The Micro ATX A58M-E35 also has an FM2+ socket, two DDR3 DIMM slots, and six SATA II ports, but the expansion slot layout is scaled down. There is a single PCI-E 3.0 x16 slot, one PCI-E 3.0 x1 slot, and one PCI slot. Rear IO on this board is identical to the A58-G41 board above (six USB 2.0, two PS/2, one GbE port, three audio, and three video outputs).
Finally, MSI's lowest-end A58M-E33 is a Micro ATX board similar in layout to the A58-E35, but with fewer port options. The expansion slot and memory slot configuration stays the same as the E35, but there are two fewer SATA II ports (four total) and two fewer USB 2.0 ports on the rear IO panel. Speaking of I/O, the board is similar to the E35 except that it lacks a DVI video output and two USB 2.0 ports.
MSI has not yet released exact pricing, but expect these boards to be well under $100, and the two micro ATX variants to be closer to the $50 mark based on prices of the higher-end A78 and A88 chipset-based motherboards. All three will be available for purchase later this year.
Subject: Editorial, General Tech | February 25, 2014 - 03:34 PM | Jeremy Hellstrom
Tagged: ddr3, Kaveri, A10 7850K, amd, linux
You don't often see performance scaling as clean as what Phoronix saw when testing the effect of memory speed on AMD's A10-7850K. Pick any result and you can clearly see a smooth increase in performance from DDR3-800 to DDR3-2400. The only time that increase seems to decline slightly is between DDR3-2133 and 2400MHz, with some tests showing little to no increase between those two speeds. Some tests do still show an improvement, for certain workloads on Linux the extra money is worth it but in other cases you can save a few dollars and limit yourself to the slightly cheaper DDR3-2133. Check out the full review here.
"Earlier in the week I published benchmarks showing AMD Kaveri's DDR3-800MHz through DDR3-2133MHz system memory performance. Those results showed this latest-generation AMD APU craving -- and being able to take advantage of -- high memory frequencies.

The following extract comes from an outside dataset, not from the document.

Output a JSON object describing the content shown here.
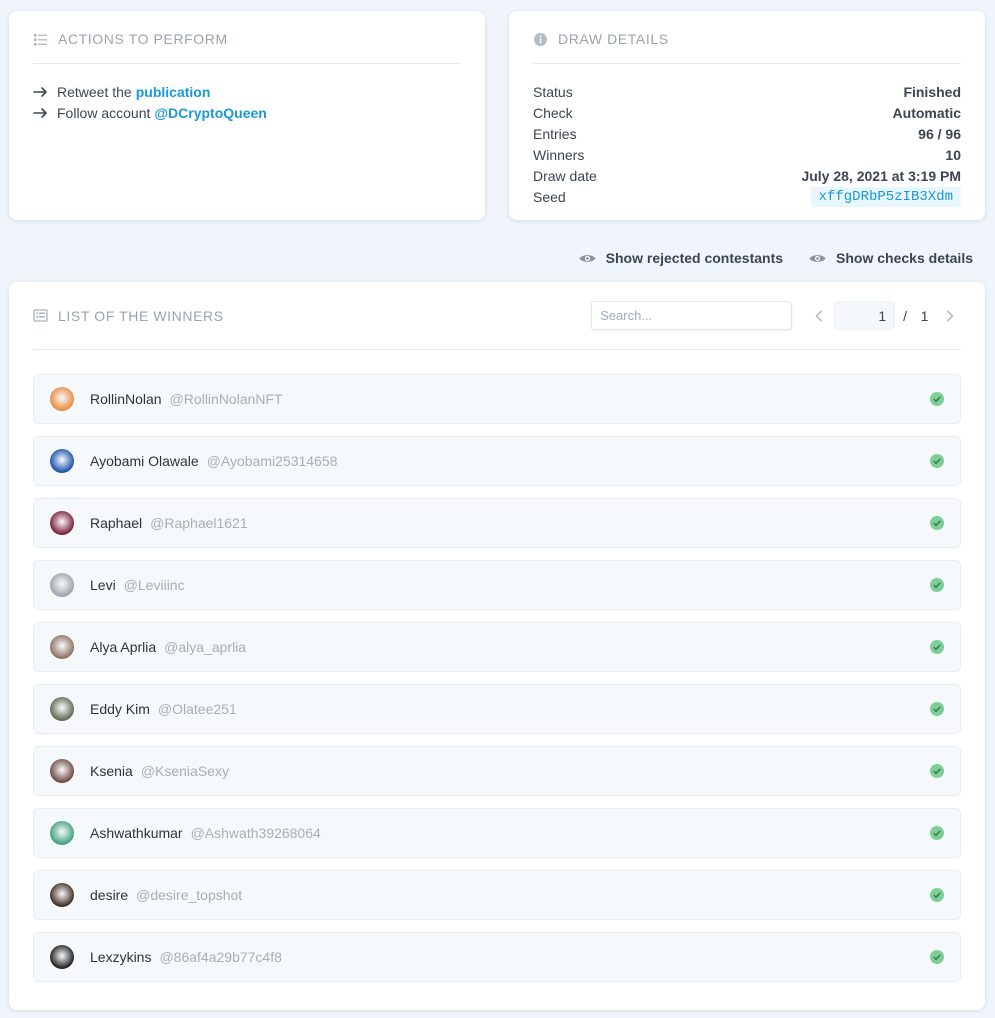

Many were curious how DDR3-2400MHz would fair with Kaveri so here's some benchmarks as we test out Kingston's HyperX Beast 8GB DDR3-2400MHz memory kit."

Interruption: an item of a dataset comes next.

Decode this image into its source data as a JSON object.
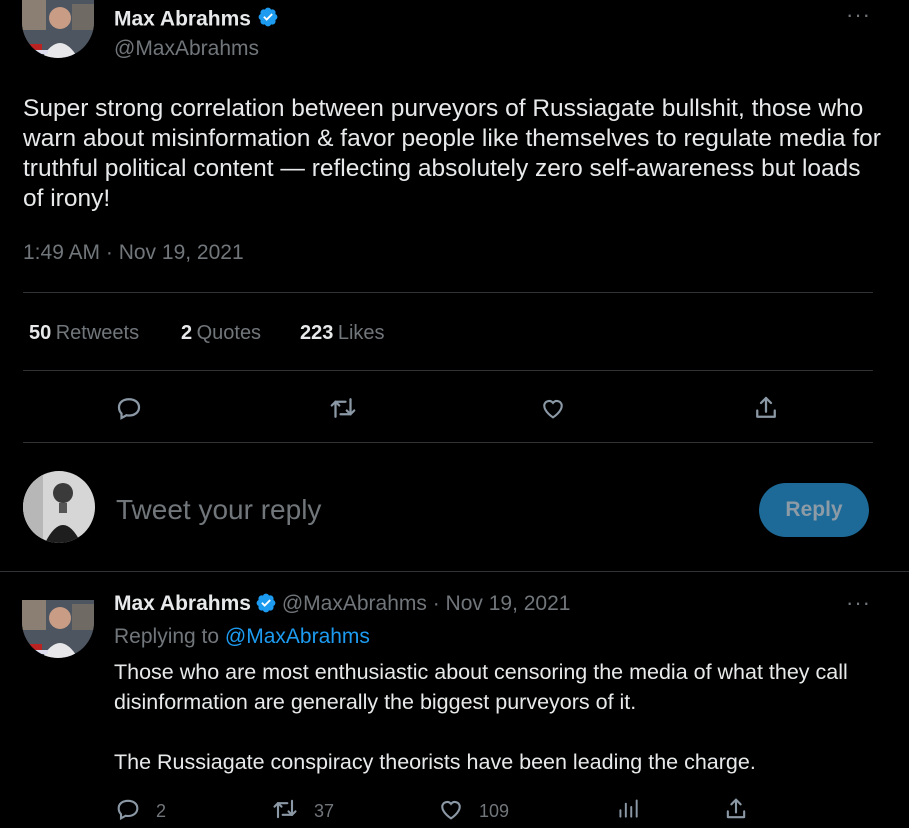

Here are some more Memory articles from around the web:
- DDR3-800MHz To DDR3-2133MHz Memory Testing With AMD's Kaveri @ Phoronix

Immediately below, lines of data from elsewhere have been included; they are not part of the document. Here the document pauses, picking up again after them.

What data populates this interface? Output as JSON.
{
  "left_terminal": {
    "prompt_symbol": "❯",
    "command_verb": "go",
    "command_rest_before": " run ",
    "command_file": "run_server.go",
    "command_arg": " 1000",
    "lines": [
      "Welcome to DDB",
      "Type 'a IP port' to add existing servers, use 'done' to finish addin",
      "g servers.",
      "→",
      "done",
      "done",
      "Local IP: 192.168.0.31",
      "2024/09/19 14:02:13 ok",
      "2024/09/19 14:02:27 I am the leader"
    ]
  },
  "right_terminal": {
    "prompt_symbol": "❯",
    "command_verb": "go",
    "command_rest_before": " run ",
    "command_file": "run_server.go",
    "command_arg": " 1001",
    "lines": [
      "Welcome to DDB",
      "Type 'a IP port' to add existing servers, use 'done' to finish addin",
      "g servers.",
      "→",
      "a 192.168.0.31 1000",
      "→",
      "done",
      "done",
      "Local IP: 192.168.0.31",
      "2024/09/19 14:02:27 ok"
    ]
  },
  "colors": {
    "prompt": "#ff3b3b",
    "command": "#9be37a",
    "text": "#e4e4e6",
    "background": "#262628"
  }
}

- G.SKILL Ripjaws 8GB 2133MHz DDR3L SO-DIMM Memory Kit Review @ Legit Reviews
- Patriot Viper 3 16GB 2400MHz Memory Kit @ eTeknix
- Team Group Vulcan 8GB 2400MHz C10 Memory Kit @ eTeknix
- Patriot Viper 8GB DDR3-2133 C11 (Low Profile) Memory @ Funky Kit
- G.SKILL Ripjaws 1866MHz 8GB DDR3L SO-DIMM Memory Kit Review @ Legit Reviews